This story originally appeared in print in slightly different form.
It was cold on the beach. 5 AM or so, waiting to set nets, fishing with the Havens crew in Amagansett. I was 14-years-old and had left the boarding school I attended in ninth grade a bit before the end of the school year. Boarding school had been a bad idea; it was highly preppy and status-obsessed, and when I didn’t quite fit in I was mercilessly bullied.
I tried what I could to get out, but my parents by that time thought I was “school-phobic” (I wasn’t – I was beating-phobic), and wouldn’t give in. Neither would the administration, despite my skipping classes to get thrown out.
I met with my academic adviser, brandished the school rules, explained that I had exceeded the number of absences required for an expulsion, asked why was I still there.
“It’s obvious what you’re trying to do,” he told me, “and it won’t work.”
My parents relented a month or two before the end of the year, on the conditions that I complete the work required to move on to eleventh grade, and that rather than returning to our home in New York City, I would live in our summer home in East Hampton. They’d installed Doug Kuntz, an on-again off-again boyfriend of my older sister in need of a place to live, to keep an eye on me. Doug was my ticket to fishing with the Havens family, haul seiners for generations.
Haul seining was taught to white settlers by the local Indians, and remained much the same over the centuries with the exception of 4-wheel-drive trucks with winches replacing hauling the nets by hand, and rowboats being retired in favor of twenty-foot motorized dories towed to the beach and launched through the surf.
Our dory would launch just before dawn when the truck towing it would back quickly and violently into the ocean and come to a sudden stop, letting inertia pull the boat free. While the truck pulled out of the water as fast as possible, sometimes with the help of a tow line already set in place and wrapped around a winch of another truck, the dory would power through the beach break, wader-clad fishermen preparing to drop nets after clearing the waves.
They’d head toward the horizon paying out net, the end of which was still tied to a truck, setting it in a deep arc before returning through the waves far up the beach. Crews manned each end of the net; one would work the large spinning steel winch that towed the net to back shore while a second neatly coiled the rope.

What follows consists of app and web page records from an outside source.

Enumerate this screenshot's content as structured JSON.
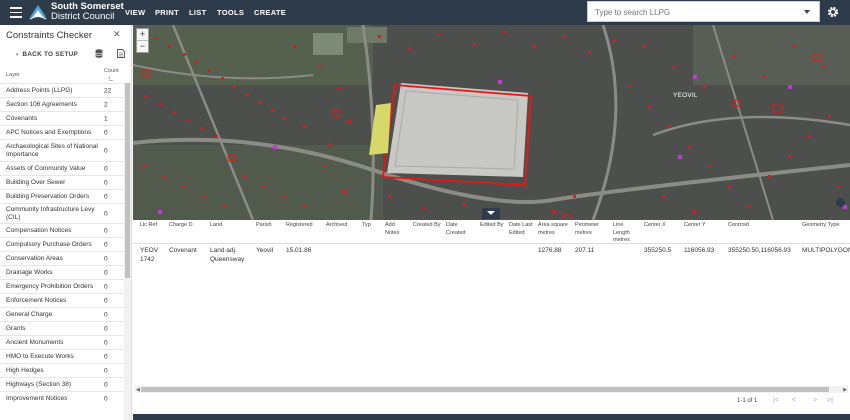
{
  "header": {
    "org_line1": "South Somerset",
    "org_line2": "District Council",
    "nav": [
      "VIEW",
      "PRINT",
      "LIST",
      "TOOLS",
      "CREATE"
    ],
    "search_placeholder": "Type to search LLPG"
  },
  "panel": {
    "title": "Constraints Checker",
    "back_label": "BACK TO SETUP",
    "col_layer": "Layer",
    "col_count": "Count",
    "rows": [
      {
        "layer": "Address Points (LLPG)",
        "count": "22"
      },
      {
        "layer": "Section 106 Agreements",
        "count": "2"
      },
      {
        "layer": "Covenants",
        "count": "1"
      },
      {
        "layer": "APC Notices and Exemptions",
        "count": "0"
      },
      {
        "layer": "Archaeological Sites of National Importance",
        "count": "0"
      },
      {
        "layer": "Assets of Community Value",
        "count": "0"
      },
      {
        "layer": "Building Over Sewer",
        "count": "0"
      },
      {
        "layer": "Building Preservation Orders",
        "count": "0"
      },
      {
        "layer": "Community Infrastructure Levy (CIL)",
        "count": "0"
      },
      {
        "layer": "Compensation Notices",
        "count": "0"
      },
      {
        "layer": "Compulsory Purchase Orders",
        "count": "0"
      },
      {
        "layer": "Conservation Areas",
        "count": "0"
      },
      {
        "layer": "Drainage Works",
        "count": "0"
      },
      {
        "layer": "Emergency Prohibition Orders",
        "count": "0"
      },
      {
        "layer": "Enforcement Notices",
        "count": "0"
      },
      {
        "layer": "General Charge",
        "count": "0"
      },
      {
        "layer": "Grants",
        "count": "0"
      },
      {
        "layer": "Ancient Monuments",
        "count": "0"
      },
      {
        "layer": "HMO to Execute Works",
        "count": "0"
      },
      {
        "layer": "High Hedges",
        "count": "0"
      },
      {
        "layer": "Highways (Section 38)",
        "count": "0"
      },
      {
        "layer": "Improvement Notices",
        "count": "0"
      }
    ]
  },
  "map": {
    "zoom_in": "+",
    "zoom_out": "−",
    "place_label": "YEOVIL"
  },
  "results": {
    "columns": [
      {
        "label": "Llc Ref"
      },
      {
        "label": "Charge D"
      },
      {
        "label": "Land"
      },
      {
        "label": "Parish"
      },
      {
        "label": "Registered"
      },
      {
        "label": "Archived"
      },
      {
        "label": "Typ"
      },
      {
        "label": "Add Notes"
      },
      {
        "label": "Created By"
      },
      {
        "label": "Date Created"
      },
      {
        "label": "Edited By"
      },
      {
        "label": "Date Last Edited"
      },
      {
        "label": "Area square metres"
      },
      {
        "label": "Perimeter metres"
      },
      {
        "label": "Line Length metres"
      },
      {
        "label": "Center X"
      },
      {
        "label": "Center Y"
      },
      {
        "label": "Centroid"
      },
      {
        "label": "Geometry Type"
      }
    ],
    "row": [
      "YEOV 1742",
      "Covenant",
      "Land adj. Queensway",
      "Yeovil",
      "15.01.86",
      "",
      "",
      "",
      "",
      "",
      "",
      "",
      "1276.88",
      "207.11",
      "",
      "355250.5",
      "116056.93",
      "355250.50,116056.93",
      "MULTIPOLYGON"
    ],
    "pager_text": "1-1 of 1",
    "pager_icons": [
      "|<",
      "<",
      ">",
      ">|"
    ]
  }
}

As the net at last began to pull clear of the ocean we’d run shots of line to the water’s edge and tie it around the net while the other end was wrapped around the winch to continue the haul. It could take two hours: shot after shot of rope tied on, untied, then rushed back to the water as the trucks periodically moved towards each other, leaving a trail of netting above the surf line as the arc in the ocean tightened around the catch.
By the time the trucks were shouting distance apart, the tension would be an almost physical presence on the beach. Fish would have been cleaned from the net as it was retrieved, but that set’s success or failure was dictated by what was in the bag; a giant sock of netting at the center of the arc that held captive the fish that had hit the net and turned to run offshore.
A full net could mean an early day and a run to Stuart’s market to deliver the catch. More likely though, the process would be repeated at least once. But expectations were always high for that first set; the wisdom of haul seiners for generations said the best time to get your nets in was as the sun just came over the Eastern horizon.
We woke up at 3:30 or 4 AM to fish. We’d sit in the dark living room of my house, Doug would smoke cigarettes and light farts while we’d try to wake up enough for the drive to Amagansett in his drafty ex-postal service Jeep. Once at the Havens home we’d hop in the crew trucks for the drive to the Napeague strip. It was sleepy, cold, noisy, chaotic movement before dawn, before the rest of the Hamptons bothered to get out of bed, with the roads empty except for our small convoy of trucks, yelloewd headlights guiding us east to the two-track leading through the dunes leading to the ocean and our first set spot.
Everything had an odd edge to it: the air, the lights bouncing over on the dune grass, the cigarette smoke in the truck cab, the sound of the trailer humming behind. I’m not convinced anyone but the men on the dory fully came awake before we started to see fish on the beach, but attempts were made in those few slow, precious moments of calm while the boat made its long trip out and back.
Men would smoke, stand on the cold beach and talk about the day’s prospects, toss causal affectionate insults at each other. They’d tell me to be careful of bluefish, that one had leapt off the beach and latched on to Nicky’s arm once, that they’re dangerous fish aren’t they? Yes, yes, bub.
I never knew if they were trying to scare the city kid, but when I was finally insulted by one of the crew calling me needle-dick the bug-fucker, I felt in some small part (very, very small part) a member of the crew, at least for a time. Never fully of course, that would have been impossible for a number of reasons: I was young, I was obnoxious, I was born in the wrong state.
But I didn’t care; the fact that I was there getting yelled at was what mattered. These were, after all, Real Men. Real Men that did Real Work, that smoked, that drank, that fought, that feared nothing I could think of. They were larger than life and stronger than gods and, when I was lost with nowhere to go, they let me fish with them in the spring of 1978.